__Exercise details__
Every line of the records that holds the word "Profile" should be copied out.

BEGIN

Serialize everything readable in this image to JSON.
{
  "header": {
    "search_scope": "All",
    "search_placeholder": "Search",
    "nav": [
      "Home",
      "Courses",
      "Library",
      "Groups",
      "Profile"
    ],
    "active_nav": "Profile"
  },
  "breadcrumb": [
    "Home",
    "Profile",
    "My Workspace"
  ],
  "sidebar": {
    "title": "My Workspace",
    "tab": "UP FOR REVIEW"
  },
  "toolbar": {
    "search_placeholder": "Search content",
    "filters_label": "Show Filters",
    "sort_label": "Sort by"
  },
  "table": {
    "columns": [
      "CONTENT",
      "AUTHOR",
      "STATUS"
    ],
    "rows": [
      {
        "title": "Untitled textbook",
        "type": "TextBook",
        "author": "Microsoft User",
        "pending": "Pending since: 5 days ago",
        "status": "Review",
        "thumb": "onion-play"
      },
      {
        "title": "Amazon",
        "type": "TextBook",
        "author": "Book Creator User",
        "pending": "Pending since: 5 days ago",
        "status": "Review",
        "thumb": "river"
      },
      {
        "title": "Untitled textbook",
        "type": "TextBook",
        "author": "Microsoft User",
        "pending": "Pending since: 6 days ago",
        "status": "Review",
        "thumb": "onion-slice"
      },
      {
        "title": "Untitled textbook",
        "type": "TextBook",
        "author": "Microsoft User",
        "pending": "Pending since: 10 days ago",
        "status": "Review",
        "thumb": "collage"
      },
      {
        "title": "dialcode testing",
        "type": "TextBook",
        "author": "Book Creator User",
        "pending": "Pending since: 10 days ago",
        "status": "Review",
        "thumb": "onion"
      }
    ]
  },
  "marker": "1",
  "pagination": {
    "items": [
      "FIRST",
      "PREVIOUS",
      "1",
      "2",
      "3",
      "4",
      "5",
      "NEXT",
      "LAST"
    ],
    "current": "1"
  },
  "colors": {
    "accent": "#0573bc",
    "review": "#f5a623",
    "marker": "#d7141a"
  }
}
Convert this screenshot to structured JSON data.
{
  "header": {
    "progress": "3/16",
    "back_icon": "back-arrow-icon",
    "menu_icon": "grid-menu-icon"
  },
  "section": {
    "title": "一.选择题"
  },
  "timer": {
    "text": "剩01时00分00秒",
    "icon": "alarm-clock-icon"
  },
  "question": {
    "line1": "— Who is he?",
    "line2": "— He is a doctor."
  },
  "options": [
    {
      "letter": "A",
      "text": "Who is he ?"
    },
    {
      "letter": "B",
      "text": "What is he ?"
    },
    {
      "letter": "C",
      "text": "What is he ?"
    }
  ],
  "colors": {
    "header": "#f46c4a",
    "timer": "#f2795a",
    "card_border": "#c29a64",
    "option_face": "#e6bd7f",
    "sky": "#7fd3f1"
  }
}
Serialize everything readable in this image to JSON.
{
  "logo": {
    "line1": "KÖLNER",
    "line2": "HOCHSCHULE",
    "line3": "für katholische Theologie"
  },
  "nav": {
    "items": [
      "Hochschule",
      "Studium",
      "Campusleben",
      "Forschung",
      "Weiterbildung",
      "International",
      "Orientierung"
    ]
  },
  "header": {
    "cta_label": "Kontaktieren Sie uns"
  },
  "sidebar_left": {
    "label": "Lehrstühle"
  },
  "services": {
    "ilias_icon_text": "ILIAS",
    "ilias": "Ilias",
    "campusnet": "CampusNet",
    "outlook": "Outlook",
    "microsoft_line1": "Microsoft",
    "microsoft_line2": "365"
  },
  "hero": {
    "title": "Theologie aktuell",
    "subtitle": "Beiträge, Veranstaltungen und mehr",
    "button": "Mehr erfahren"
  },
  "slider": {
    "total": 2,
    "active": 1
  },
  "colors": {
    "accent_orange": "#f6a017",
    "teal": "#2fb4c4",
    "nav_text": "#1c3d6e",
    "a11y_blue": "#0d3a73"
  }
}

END

__Final answer__
      "Profile"
    "active_nav": "Profile"
    "Profile",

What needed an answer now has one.